Steele, RW, Jones, SM, Lowe, BA. “Usefulness of scanning procedures for diagnosis of fever of unknown origin in children”. J Pediatr. vol. 119. 1991. pp. 526-30. (One hundred nine patients, spanning a 5-year period at Arkansas Children's Hospital, were seen with fever >38°C for 3 weeks without a diagnosis; only 36% ultimately had a confirmed diagnosis. Yield from imaging studies and scans was poor and only rarely suggested a diagnosis not already suspected based on other findings. Most of the undiagnosed patients did well subsequently.)

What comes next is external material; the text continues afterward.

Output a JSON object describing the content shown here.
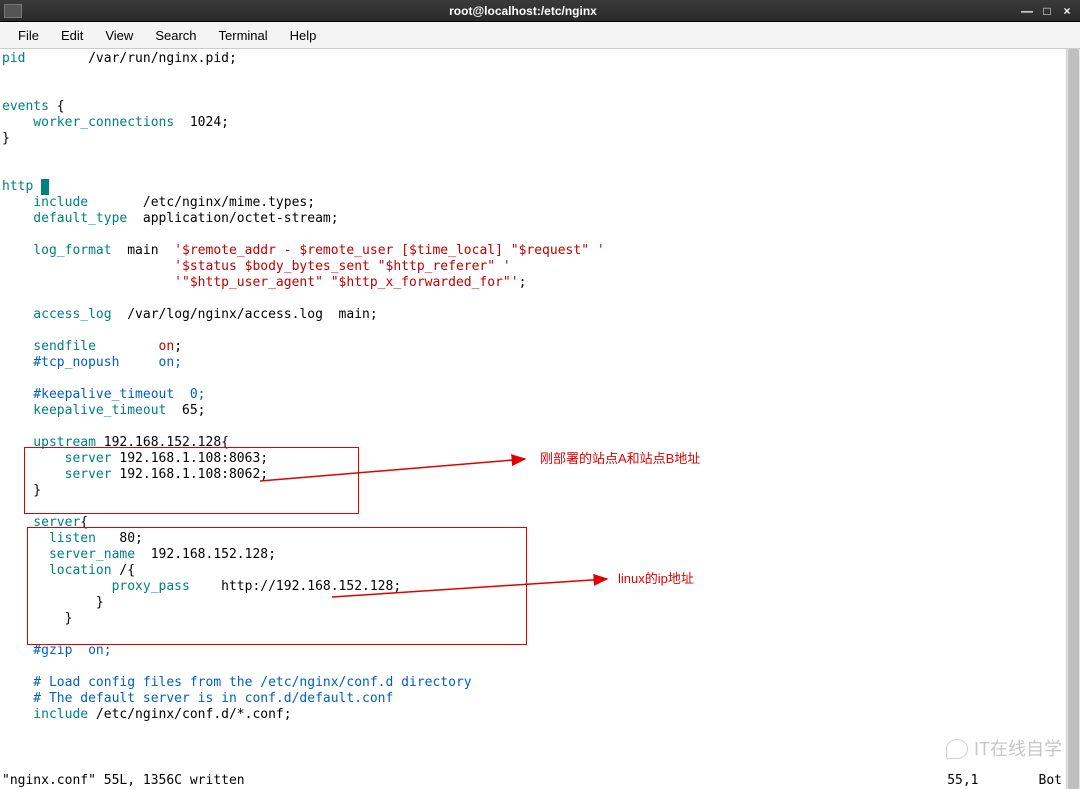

Miller, LC, Sisson, BA, Tucker, LB. “Prolonged fevers of unknown origin in children: patterns of presentation and outcome”. J Pediatr. vol. 129. 1996. pp. 419-23. (Forty patients, spanning a 10-year period, were referred to the pediatric rheumatology clinic at The Floating Hospital for Children, Boston. Seventy-three percent had periodic fever and 27% had continuous fever. Most fever ultimately remitted without a final diagnosis. A significant number of the patients with periodic fever were later diagnosed with attention deficit hyperactivity disorder or developmental delays.)

Talano, JM, Katz, BZ. “Long-term follow-up of children with fever of unknown origin”. Clin Pediatr. vol. 39. 2000. pp. 716-7. (Nineteen patients with fever lasting more than 2 weeks were seen at Children's Memorial Hospital, Chicago over a 5-year period. Sixteen were well on follow-up; two acquired juvenile idiopathic (rheumatoid) arthritis, and one manifested recurrent intussusception.

Ongoing controversies regarding etiology, diagnosis, treatment

There is no consensus regarding a precise definition of FUO. The criteria shown above are consistent with those proposed in standard textbooks of pediatric infectious diseases.

This article originally appeared on Cancer Therapy Advisor